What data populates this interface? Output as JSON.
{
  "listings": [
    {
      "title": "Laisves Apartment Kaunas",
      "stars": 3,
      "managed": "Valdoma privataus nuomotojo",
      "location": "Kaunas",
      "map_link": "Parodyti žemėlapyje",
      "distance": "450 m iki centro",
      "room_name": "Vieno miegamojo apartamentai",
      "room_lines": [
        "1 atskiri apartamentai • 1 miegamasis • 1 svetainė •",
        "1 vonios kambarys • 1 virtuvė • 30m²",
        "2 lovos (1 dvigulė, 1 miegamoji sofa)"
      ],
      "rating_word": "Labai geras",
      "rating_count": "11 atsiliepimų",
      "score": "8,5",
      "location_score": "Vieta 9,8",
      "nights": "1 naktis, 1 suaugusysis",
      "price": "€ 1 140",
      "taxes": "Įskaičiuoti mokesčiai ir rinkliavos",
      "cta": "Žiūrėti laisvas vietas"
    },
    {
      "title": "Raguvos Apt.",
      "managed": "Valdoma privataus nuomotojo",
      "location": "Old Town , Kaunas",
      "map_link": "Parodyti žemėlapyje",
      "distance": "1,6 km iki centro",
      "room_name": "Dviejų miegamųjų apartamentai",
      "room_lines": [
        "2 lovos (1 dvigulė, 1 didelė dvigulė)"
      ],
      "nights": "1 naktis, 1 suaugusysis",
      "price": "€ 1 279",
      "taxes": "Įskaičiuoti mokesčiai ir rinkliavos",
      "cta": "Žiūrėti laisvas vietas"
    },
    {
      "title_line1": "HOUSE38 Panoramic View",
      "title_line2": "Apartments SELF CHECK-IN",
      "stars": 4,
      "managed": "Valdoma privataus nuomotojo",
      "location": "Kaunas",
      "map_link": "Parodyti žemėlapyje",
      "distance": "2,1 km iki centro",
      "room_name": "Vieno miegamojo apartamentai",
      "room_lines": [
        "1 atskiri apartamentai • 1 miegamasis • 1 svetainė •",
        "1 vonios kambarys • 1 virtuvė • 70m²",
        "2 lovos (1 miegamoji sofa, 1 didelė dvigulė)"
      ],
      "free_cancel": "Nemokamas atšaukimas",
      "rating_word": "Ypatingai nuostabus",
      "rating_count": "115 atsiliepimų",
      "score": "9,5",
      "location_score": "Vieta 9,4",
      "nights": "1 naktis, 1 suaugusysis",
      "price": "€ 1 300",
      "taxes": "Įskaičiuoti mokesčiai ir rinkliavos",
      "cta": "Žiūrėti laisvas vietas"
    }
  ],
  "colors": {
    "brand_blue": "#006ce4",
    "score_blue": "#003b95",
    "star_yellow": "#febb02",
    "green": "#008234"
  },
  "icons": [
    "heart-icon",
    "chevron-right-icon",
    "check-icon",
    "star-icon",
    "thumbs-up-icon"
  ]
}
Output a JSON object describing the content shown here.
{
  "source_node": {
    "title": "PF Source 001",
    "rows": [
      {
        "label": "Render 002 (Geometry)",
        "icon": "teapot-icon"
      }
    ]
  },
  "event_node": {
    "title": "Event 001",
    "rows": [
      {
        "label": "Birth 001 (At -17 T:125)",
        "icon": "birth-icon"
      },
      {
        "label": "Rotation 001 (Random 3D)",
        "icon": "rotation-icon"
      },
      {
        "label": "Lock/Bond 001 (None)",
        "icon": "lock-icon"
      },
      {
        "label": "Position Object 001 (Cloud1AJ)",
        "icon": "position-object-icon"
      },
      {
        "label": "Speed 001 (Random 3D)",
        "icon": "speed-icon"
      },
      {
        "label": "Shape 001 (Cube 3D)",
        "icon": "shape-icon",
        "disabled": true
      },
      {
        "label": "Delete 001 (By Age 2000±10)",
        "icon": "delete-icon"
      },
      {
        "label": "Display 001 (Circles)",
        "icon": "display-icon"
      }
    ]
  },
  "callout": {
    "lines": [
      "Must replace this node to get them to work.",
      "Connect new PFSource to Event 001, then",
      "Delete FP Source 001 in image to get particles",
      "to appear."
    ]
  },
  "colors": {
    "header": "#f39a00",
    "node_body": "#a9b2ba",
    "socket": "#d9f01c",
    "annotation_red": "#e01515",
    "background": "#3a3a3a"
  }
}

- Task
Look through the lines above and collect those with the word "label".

- Task response
        "label": "Render 002 (Geometry)",
        "label": "Birth 001 (At -17 T:125)",
        "label": "Rotation 001 (Random 3D)",
        "label": "Lock/Bond 001 (None)",
        "label": "Position Object 001 (Cloud1AJ)",
        "label": "Speed 001 (Random 3D)",
        "label": "Shape 001 (Cube 3D)",
        "label": "Delete 001 (By Age 2000±10)",
        "label": "Display 001 (Circles)",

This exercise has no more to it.